by Brent Brookes
For almost three years, I have been working on my MSc as part of a Strategic Project Grant in the Rocky Mountains of Alberta and British Columbia. The project is partnered with Parks Canada and examines introduced invasive brook trout populations across nine lakes in a roughly 100km range of each other. Sampling fish from these lakes is only possible during 4-5 months of the year when the lakes aren’t frozen over, and many require multiple weeks to months of daily visits, often involving weighted hikes up mountains. I have spent over 10 months of my masters working in the field sampling these lakes and have compiled a list of 10 tips to keep you safe, sane, and focused while spending 4-5 consecutive months in the field.
1 – Make friends: Whether your field crew is comprised of your lab-mates, departmental colleagues, your professor, or a bunch of hired volunteers, maintaining a relaxed and friendly relationship will dissolve stress and tense situations. You’re all in the same boat when it comes to fieldwork, sometimes literally, and it helps to make the best of it and get along with everyone you’re working with, especially when crews are small and field seasons are long.
2 – Dress for success: This may seem like a no-brainer, but make sure to triple check all of your gear. This covers both before you leave for the field season and each day you get up and head out the door/tent-flap to collect samples. Make sure you’re familiar with the weather conditions of your field site – in the mountains it could go from 28°C to a snowy blizzard in an hour, which meant packing sunscreen as well as a lot of layers for the cold.

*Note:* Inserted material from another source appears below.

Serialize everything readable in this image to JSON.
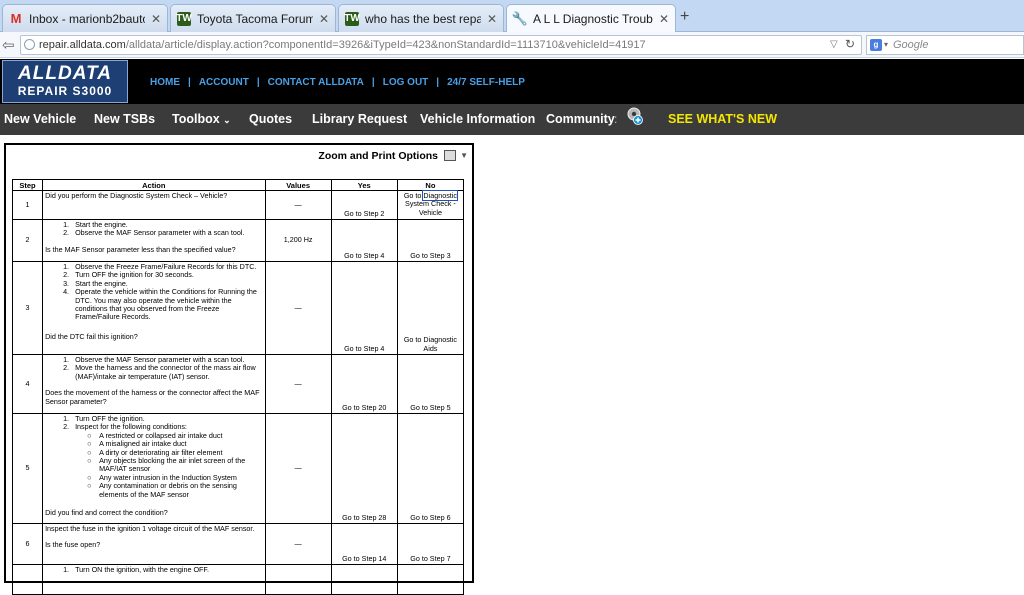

3 – Pack your field supplies the night before: Waking up at 6am to hike up a mountain can be tough, especially if you’re up until 10pm driving back from a field site; but packing your gear in a tired haze is even worse. As much as it might suck to stay up another half an hour to unpack and repack your field-kits, it beats trying to pack while half asleep the next morning, driving an hour to a site, then realizing you forgot the one piece of absolutely necessary equipment. If you can’t pack the night before or it’s just too draining, make sure you have a field gear checklist.
4 – Always have a plan B, always have a contingency: Whether your field stint is constrained because of changing seasons, or a limited time to collect your samples, every day can make a difference and having to quit early can push back your field season deadlines. Making sure you’re prepared for unexpected hiccups is essential. Dress for every possible weather occurrence (see point 1) and take a change of clothes; sometimes you need to keep working after tipping the canoe into 4°C water. Make an “Oh-Shit! Kit” for emergencies, and backup scenarios where you run out of gear/notebooks/batteries, and other essentials.
5 – Efficiency: Plan your days. Working out the logistics of your field sites between your field crew(s) is critically important. When time is of the essence, plan the most efficient strategy for tackling the work that needs to be done, and make sure its flexible in case of weather/animal or other unforeseen barriers.
6 – Make your base camp feel like home: Whether it’s a cabin or a campsite, when you get back from a day in the field, get unpacked, and put down your datasheets you should be able to relax. Having a space that feels like home where you can put your feet up while you eat supper is important for maintaining your mental health and creating a separation from your fieldwork.
7 – Stay on top of your thesis and literature: Being in the field can separate you from society, sometimes you won’t have any internet or cell coverage, but make sure you keep up with your work. Printing off papers critical to your thesis and your work before you get to the field is a great way to keep up with reading material if you have no internet. When you have time and feel the inspiration to write, take it! Fieldwork can often be so busy that time flies by and deadlines creep up on you, try to stay on top of this as much as you can.
8 – Take advantage of new experiences: If you have a day off (and don’t need to sleep for 12 hours of it), go for that hike in town everyone has been talking about, rent a mountain bike and explore the trails, visit the tourist hotspot. If the area is new to you, try to experience as much as you can so that you can create memories other than long, cold, miserable hours working in the field.
9 – Take “me time” when you can: Everyone can sympathize with burning out, especially when 12+ hour days / 7 days a week takes its toll on your body and your mind. If you’re too worn out, get the sleep you need, put down the research papers and pick up a book, have a beer and watch a movie. Fieldwork can be demanding but if you’re going to make it through an extended season, make sure you listen to your body and keep your mental health in check.
10 – Safety: Make sure that you’re being safe! Wear your lifejacket when you’re in a boat, wear hiking boots while climbing a mountain, don’t drink contaminated water, etc. Safety is the most important thing when doing fieldwork; the more remote your research is, the more research into safety procedures you should put in. Take first-aid kits and update yourself with first aid and field survival courses, know any wildlife or geo-specific safety concerns in your area (bears, cougars, avalanches, floods, etc.). Only do what you’re comfortable with and look out for one another at all times!
Brent Brookes is an MSc candidate in Dr. Dylan Fraser’s lab at Concordia University where he studies the evolutionary and demographic history of introduced brook trout in National Park alpine lakes. He first became interested in genetics and conservation during his Bachelor’s degree at the University of Victoria, which subsequently introduced him to work in the world of fish genetics.